[Records from a collection]
BEGIN

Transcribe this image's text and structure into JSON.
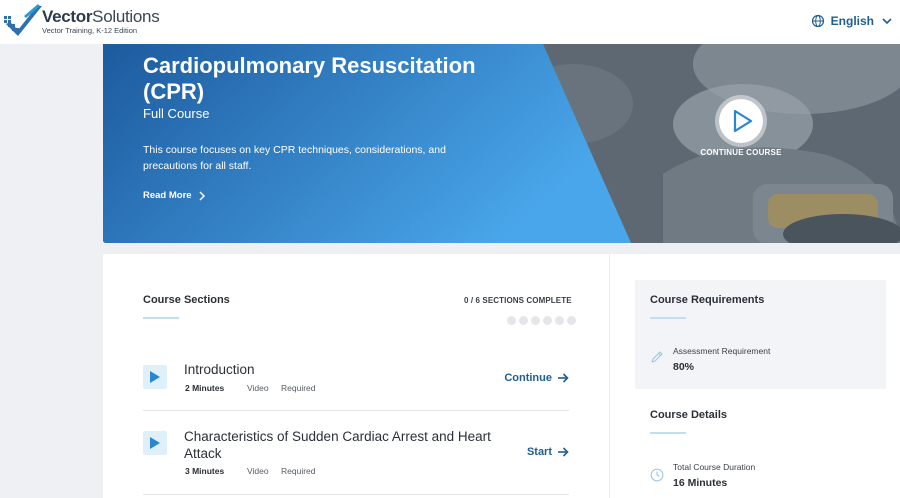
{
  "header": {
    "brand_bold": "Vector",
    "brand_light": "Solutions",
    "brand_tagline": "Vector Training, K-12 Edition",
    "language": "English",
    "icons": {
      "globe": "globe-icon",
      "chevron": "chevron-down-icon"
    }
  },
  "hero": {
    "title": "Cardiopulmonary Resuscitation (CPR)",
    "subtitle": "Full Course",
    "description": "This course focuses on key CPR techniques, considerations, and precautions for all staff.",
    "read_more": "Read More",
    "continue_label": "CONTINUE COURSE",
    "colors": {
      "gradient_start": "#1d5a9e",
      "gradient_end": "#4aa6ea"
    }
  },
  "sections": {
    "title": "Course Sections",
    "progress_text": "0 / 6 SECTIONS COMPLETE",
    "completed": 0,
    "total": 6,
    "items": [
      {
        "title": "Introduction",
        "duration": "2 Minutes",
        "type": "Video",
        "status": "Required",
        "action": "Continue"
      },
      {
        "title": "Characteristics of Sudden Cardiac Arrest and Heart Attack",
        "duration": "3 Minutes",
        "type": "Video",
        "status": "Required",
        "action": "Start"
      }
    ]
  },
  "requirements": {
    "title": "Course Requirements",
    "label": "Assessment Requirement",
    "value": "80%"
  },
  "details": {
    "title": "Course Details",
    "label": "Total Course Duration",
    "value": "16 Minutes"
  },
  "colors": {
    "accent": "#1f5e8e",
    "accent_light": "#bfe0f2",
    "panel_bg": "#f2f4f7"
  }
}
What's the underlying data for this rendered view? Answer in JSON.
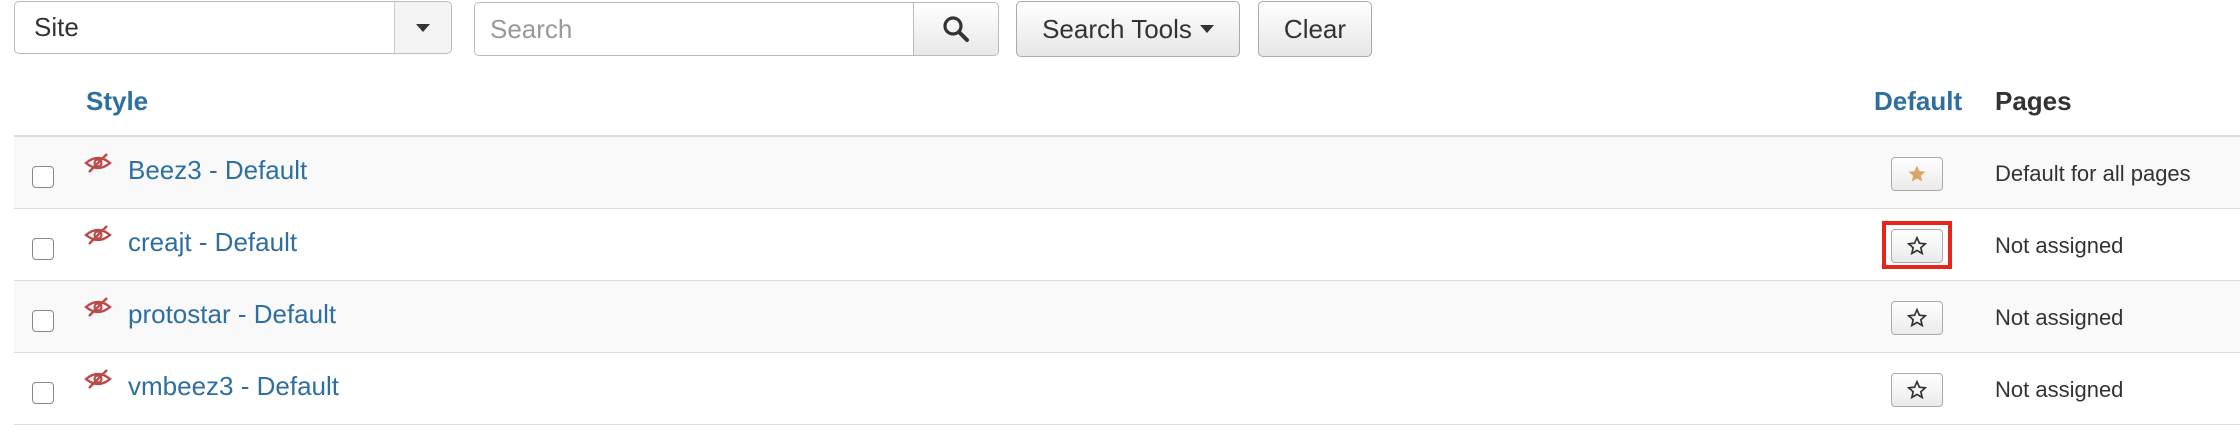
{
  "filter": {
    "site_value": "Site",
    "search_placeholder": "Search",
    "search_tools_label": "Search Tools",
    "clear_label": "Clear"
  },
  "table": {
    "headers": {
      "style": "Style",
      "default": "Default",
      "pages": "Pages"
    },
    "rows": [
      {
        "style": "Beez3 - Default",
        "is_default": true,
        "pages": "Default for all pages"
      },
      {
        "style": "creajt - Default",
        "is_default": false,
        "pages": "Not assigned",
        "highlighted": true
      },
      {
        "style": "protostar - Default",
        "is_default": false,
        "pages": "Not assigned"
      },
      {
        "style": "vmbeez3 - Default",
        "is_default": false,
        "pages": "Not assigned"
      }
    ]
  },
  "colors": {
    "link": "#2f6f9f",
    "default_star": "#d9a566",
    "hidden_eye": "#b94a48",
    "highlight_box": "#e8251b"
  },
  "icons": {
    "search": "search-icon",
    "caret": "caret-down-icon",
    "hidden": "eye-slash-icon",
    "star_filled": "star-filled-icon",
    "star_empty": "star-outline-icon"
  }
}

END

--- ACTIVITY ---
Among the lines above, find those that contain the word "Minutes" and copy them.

--- ANSWER FOR THE TASK ---
        "duration": "2 Minutes",
        "duration": "3 Minutes",
    "value": "16 Minutes"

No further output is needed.